That will change on March first, when the Social Security Administration becames the latest to go "paperless". At that point, Social Security will join thousands of businesses and other government agencies in making payments by electronic "direct deposit", rather than by check.
Still, thousands of West Virginians still wait for those checks every month.
"I'm sure we'll see a few people who will be resistant; I'm sure the government has a contingency for that," says Mike Dennis, Executive Director, Wood County Senior Citizens Association. "We haven't heard any complaints from anybody; everybody seems to be OK with the fact that this change is going to take place in the next few months."
Payments would be made directly to a recipient's bank account. An alternative, however, is providing them with a special debit card which they could use according to how much they receive in monthly benefits.
"I think the one thing we may find is that there are still people who don't have bank accounts. But I think people will find a way to make it work."
The Senior Citizens Center is helping local seniors make the transition to electronic payments. Already, Dennis says, some long-time check recipients have already done so.
The federal government stands to save a billion dollars during the next 10 years by electronic direct deposit than by mailing checks individually.

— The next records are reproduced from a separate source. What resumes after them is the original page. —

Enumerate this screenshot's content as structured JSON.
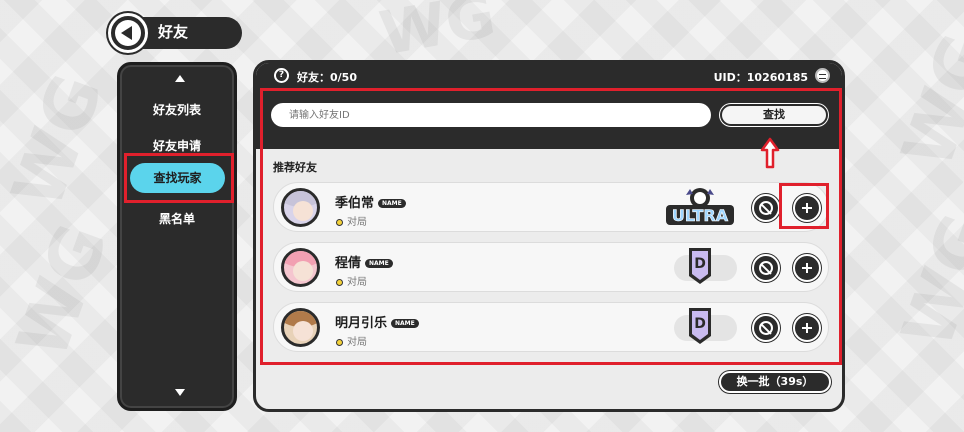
{
  "header": {
    "title": "好友"
  },
  "sidebar": {
    "items": [
      {
        "label": "好友列表"
      },
      {
        "label": "好友申请"
      },
      {
        "label": "查找玩家",
        "active": true
      },
      {
        "label": "黑名单"
      }
    ]
  },
  "panel": {
    "help_icon_glyph": "?",
    "friend_count": "好友：0/50",
    "uid": "UID：10260185",
    "search": {
      "placeholder": "请输入好友ID",
      "value": ""
    },
    "search_button": "查找",
    "section_title": "推荐好友",
    "players": [
      {
        "name": "季伯常",
        "tag": "NAME",
        "status": "对局",
        "badge": "ULTRA",
        "avatar": "silver-hair-girl"
      },
      {
        "name": "程倩",
        "tag": "NAME",
        "status": "对局",
        "badge": "D",
        "avatar": "pink-hair-girl"
      },
      {
        "name": "明月引乐",
        "tag": "NAME",
        "status": "对局",
        "badge": "D",
        "avatar": "brown-hair-girl"
      }
    ],
    "refresh_button": "换一批（39s）"
  },
  "icons": {
    "back": "back-arrow-icon",
    "help": "help-icon",
    "currency": "coin-icon",
    "block": "block-icon",
    "add": "add-friend-icon"
  },
  "colors": {
    "accent": "#5bd4ec",
    "dark": "#2b2b2b",
    "highlight": "#e0202c",
    "status_dot": "#f4d23a"
  }
}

Viewers with disabilities can get assistance accessing this station's FCC Public Inspection File by contacting the station with the information listed below. Questions or concerns relating to the accessibility of the FCC's online public file system should be directed to the FCC at 888-225-5322, 888-835-5322 (TTY), or email@example.com.